Over 75% of culled deer have been donated to food banks, soup kitchens, Native American tribes, or California Condor restoration programs throughout the state.
The contractor's capture and culling operations are continuously observed by NPS staff and have been found to be, without exception, safe and humane. The contractor has years of experience in humane capture and culling of wildlife in suburban and urban areas where safety is a predominant concern. The NPS contract specifies that the contractor will comply at all times with the American Veterinary Medical Association's and the Marin Humane Society's stated guidelines for humane euthanasia. The contractor has strictly adhered to those recommendations.
During five years of environmental analysis, the NPS considered the option of retaining smaller populations of axis and fallow within the Seashore. This option was not chosen for several reasons:
Because of the rapid population growth and expansion of non-native deer towards and beyond park boundaries, park managers are concerned that large numbers of breeding females could soon be beyond NPS control. If this happens, nonnative deer expansion over the rest of Marin County will be irreversible and the damage found in the Seashore will occur over larger and larger areas.

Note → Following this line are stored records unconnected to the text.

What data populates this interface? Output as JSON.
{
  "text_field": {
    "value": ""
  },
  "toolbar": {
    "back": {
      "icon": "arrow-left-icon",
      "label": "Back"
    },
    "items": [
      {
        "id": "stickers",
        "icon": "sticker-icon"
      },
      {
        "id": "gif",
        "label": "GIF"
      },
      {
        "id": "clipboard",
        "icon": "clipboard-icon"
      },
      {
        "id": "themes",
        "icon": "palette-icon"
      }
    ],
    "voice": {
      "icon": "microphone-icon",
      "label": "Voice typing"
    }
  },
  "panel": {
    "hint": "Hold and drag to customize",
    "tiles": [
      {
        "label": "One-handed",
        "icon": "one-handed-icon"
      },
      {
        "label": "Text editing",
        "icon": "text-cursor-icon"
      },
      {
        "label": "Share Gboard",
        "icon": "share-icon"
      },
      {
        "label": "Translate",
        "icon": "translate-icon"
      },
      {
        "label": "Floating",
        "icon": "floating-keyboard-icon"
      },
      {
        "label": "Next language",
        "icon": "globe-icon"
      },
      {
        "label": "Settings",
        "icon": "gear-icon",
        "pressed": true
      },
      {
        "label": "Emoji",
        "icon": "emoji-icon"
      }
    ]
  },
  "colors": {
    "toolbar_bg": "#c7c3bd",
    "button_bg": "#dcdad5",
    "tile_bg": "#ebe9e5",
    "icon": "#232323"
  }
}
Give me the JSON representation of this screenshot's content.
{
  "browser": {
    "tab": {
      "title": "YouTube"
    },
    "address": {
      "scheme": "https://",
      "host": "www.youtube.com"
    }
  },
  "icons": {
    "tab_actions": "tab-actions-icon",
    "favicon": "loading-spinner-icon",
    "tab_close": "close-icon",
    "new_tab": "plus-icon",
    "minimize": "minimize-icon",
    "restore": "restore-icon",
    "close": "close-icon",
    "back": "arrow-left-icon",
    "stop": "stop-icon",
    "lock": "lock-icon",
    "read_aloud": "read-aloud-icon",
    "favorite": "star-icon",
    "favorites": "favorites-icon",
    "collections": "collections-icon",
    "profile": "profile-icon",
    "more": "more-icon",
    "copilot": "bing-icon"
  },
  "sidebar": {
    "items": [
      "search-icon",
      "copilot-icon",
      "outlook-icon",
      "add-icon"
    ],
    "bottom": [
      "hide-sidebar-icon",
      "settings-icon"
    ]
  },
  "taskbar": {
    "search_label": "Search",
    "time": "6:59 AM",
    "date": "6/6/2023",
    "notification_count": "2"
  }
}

Axis deer populations can double every four years, and four-month old fawns have been found to be pregnant. Fallow deer populations can double every six years. At their current densities, non- native deer eat over one ton of forage each day that is consequently not available to native species.
The window of opportunity for controlling the non-native deer is closing. If the NPS does not act now to control fallow and axis deer, they will continue to expand beyond park boundaries onto private and other land. Once outside the park, control will be difficult or impossible.
It took much longer than fifty years for the native species in the California ecosystem to evolve together and form the ecological webs and landscapes you see today at Point Reyes National Seashore. The crucial distinctions between natural evolution of native species and introductions of non-native species is the time scale over which it occurs and lack of human manipulation. A species of plant or animal is generally considered to be “native” if it occupied or migrated to an area over this long period of evolutionary time. The evolutionary timescale is on the order of thousands of years. Fifty years, the length of time during which non-native deer have lived in the area, is a fraction of the time required by most species (particularly long-lived ones) to co-adapt and co-evolve. The distribution and migration of a species is considered to be a natural occurrence if it occurs without the intentional or inadvertent influence of humans. Native species inhabiting the national parks either co-evolved at that location over millennia or migrated there over time.
Axis deer and fallow deer both evolved, over many thousands of years, in India and Asia Minor, respectively. In their native ranges, the vegetation, wildlife and other living species co-evolved with them, to form a stable ecological balance. None of the species present in the natural California coastal ecosystem evolved with axis and fallow deer or appear to be dependent on them in any way. However, the ways in which non-native deer affect native ecosystems are numerous but subtle. Unlike native black-tailed deer, they congregate in massive herds and cause compaction and erosion of soils, denudation of vegetation and damage to woodland and riparian habitats. The species which depend on these areas, including species of concern and migratory birds, are in turn adversely impacted by a loss of habitat. Non-native deer compete with native deer for food and cause decreased survivability of black-tailed deer in the fall and during droughts.
Because of these impacts to native species and the physical structure of the California coastal ecosystem within the Seashore, the National Park Service is mandated to control the non-native deer.
Last updated: September 2, 2019